The origins of surf lifesaving can be traced back to the actions of Mr William Gocher who, in September 1902 at Manly Beach, defied the law by bathing during the prohibited daylight hours. His action and similar actions by other people forced authorities to confront the issue of daylight bathing and, when these laws were repealed, swimming at the beach began to grow rapidly into a national pastime.
As surf bathing became popular, its dangers just as rapidly became apparent. Small groups of experienced, regular swimmers and surfers began to form themselves into lifesaving bodies to voluntarily help people who needed rescuing from an unfamiliar environment.
As these clubs grew in size and number, an Association was needed to coordinate and regulate activities and share lifesaving knowledge and the first was the New South Wales Surf Bathing Association, formed on 18 October 1907.

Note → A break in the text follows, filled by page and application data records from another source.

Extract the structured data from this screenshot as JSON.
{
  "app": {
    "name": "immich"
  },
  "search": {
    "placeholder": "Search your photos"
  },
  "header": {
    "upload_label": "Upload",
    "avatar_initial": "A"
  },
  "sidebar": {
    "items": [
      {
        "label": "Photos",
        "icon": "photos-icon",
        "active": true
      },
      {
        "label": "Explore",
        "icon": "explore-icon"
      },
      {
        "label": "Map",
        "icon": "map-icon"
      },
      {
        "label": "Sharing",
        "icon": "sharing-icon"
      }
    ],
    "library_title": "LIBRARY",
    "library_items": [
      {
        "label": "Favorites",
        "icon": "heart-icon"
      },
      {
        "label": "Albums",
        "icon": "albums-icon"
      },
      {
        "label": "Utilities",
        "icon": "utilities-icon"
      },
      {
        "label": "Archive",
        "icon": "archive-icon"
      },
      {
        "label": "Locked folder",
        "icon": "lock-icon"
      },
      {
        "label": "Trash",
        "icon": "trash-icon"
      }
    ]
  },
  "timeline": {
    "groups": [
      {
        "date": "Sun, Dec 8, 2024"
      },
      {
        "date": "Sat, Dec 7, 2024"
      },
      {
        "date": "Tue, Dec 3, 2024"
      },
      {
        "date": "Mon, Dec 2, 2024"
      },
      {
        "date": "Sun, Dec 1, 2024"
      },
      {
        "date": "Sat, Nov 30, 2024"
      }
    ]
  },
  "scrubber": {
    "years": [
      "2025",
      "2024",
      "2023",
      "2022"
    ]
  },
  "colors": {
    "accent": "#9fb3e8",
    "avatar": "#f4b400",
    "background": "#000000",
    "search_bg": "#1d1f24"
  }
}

Its rapid growth and development, and the emergence of Surf Life Saving in all other states, lead to the modern, progressive organisation we have today - Surf Life Saving Australia.